> **BRIEF**
Work through the entries below and show every line in which "solution" is found.

Records from a data source:
---*---

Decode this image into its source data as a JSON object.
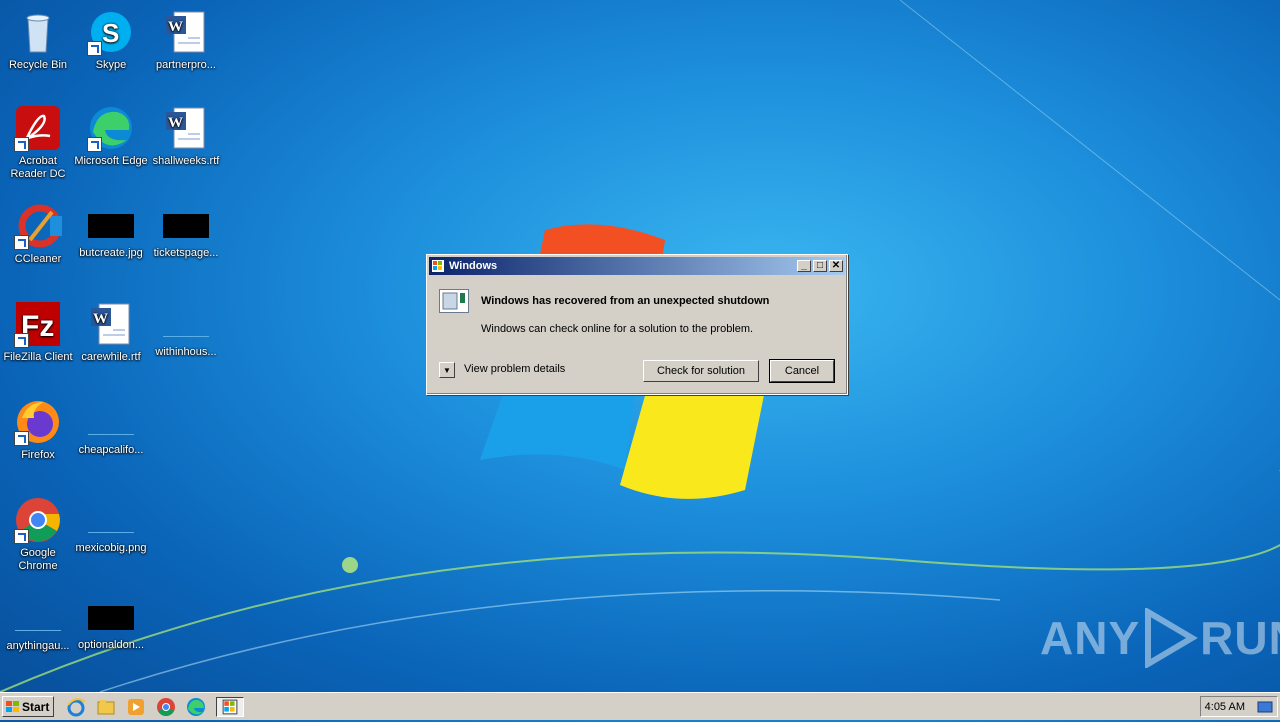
{
  "desktop": {
    "icons": [
      {
        "label": "Recycle Bin",
        "icon": "recycle-bin-icon"
      },
      {
        "label": "Skype",
        "icon": "skype-icon"
      },
      {
        "label": "partnerpro...",
        "icon": "word-document-icon"
      },
      {
        "label": "Acrobat Reader DC",
        "icon": "acrobat-reader-icon"
      },
      {
        "label": "Microsoft Edge",
        "icon": "edge-icon"
      },
      {
        "label": "shallweeks.rtf",
        "icon": "word-document-icon"
      },
      {
        "label": "CCleaner",
        "icon": "ccleaner-icon"
      },
      {
        "label": "butcreate.jpg",
        "icon": "image-file-icon"
      },
      {
        "label": "ticketspage...",
        "icon": "image-file-icon"
      },
      {
        "label": "FileZilla Client",
        "icon": "filezilla-icon"
      },
      {
        "label": "carewhile.rtf",
        "icon": "word-document-icon"
      },
      {
        "label": "withinhous...",
        "icon": "file-icon"
      },
      {
        "label": "Firefox",
        "icon": "firefox-icon"
      },
      {
        "label": "cheapcalifo...",
        "icon": "file-icon"
      },
      {
        "label": "Google Chrome",
        "icon": "chrome-icon"
      },
      {
        "label": "mexicobig.png",
        "icon": "image-file-icon"
      },
      {
        "label": "anythingau...",
        "icon": "file-icon"
      },
      {
        "label": "optionaldon...",
        "icon": "image-file-icon"
      }
    ]
  },
  "dialog": {
    "title": "Windows",
    "heading": "Windows has recovered from an unexpected shutdown",
    "subtext": "Windows can check online for a solution to the problem.",
    "details_label": "View problem details",
    "check_button": "Check for solution",
    "cancel_button": "Cancel",
    "min_glyph": "_",
    "max_glyph": "□",
    "close_glyph": "✕"
  },
  "taskbar": {
    "start_label": "Start",
    "clock": "4:05 AM"
  },
  "watermark": {
    "text_left": "ANY",
    "text_right": "RUN"
  }
}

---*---

> **RESULT**
    "subtext": "Windows can check online for a solution to the problem.",
    "check_button": "Check for solution",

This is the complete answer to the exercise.